**Source material:**
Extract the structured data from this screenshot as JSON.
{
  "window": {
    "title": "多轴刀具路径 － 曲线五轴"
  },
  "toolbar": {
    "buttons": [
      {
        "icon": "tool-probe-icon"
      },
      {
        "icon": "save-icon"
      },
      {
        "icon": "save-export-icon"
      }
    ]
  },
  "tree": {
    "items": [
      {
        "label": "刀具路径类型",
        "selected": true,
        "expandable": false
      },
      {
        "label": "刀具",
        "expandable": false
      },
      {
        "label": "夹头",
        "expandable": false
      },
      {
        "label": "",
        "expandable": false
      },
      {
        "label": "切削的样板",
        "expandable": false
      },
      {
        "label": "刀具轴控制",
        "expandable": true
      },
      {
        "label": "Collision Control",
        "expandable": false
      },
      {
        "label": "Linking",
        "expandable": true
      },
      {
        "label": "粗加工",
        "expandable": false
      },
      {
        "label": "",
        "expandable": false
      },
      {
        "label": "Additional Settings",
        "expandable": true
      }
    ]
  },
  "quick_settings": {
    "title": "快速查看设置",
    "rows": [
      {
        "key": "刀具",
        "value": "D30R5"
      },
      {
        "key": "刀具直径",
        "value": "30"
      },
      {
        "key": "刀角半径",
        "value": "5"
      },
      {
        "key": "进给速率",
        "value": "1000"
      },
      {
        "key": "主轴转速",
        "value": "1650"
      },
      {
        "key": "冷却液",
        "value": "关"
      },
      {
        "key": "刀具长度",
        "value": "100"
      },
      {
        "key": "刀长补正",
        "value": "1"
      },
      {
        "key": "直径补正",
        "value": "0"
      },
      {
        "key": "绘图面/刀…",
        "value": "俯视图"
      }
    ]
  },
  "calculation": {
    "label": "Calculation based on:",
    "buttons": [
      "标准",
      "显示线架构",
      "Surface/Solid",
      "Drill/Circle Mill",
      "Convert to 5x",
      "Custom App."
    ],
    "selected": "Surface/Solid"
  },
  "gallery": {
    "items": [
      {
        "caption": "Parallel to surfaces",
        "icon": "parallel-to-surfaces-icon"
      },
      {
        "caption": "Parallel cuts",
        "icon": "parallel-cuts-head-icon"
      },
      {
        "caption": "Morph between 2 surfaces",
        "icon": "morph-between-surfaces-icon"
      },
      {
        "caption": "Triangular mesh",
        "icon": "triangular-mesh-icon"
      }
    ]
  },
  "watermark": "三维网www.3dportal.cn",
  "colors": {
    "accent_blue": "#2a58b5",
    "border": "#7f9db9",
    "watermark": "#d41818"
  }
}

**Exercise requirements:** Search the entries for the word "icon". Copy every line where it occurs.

**Answer for this exercise:**
        "icon": "tool-probe-icon"
        "icon": "save-icon"
        "icon": "save-export-icon"
        "icon": "parallel-to-surfaces-icon"
        "icon": "parallel-cuts-head-icon"
        "icon": "morph-between-surfaces-icon"
        "icon": "triangular-mesh-icon"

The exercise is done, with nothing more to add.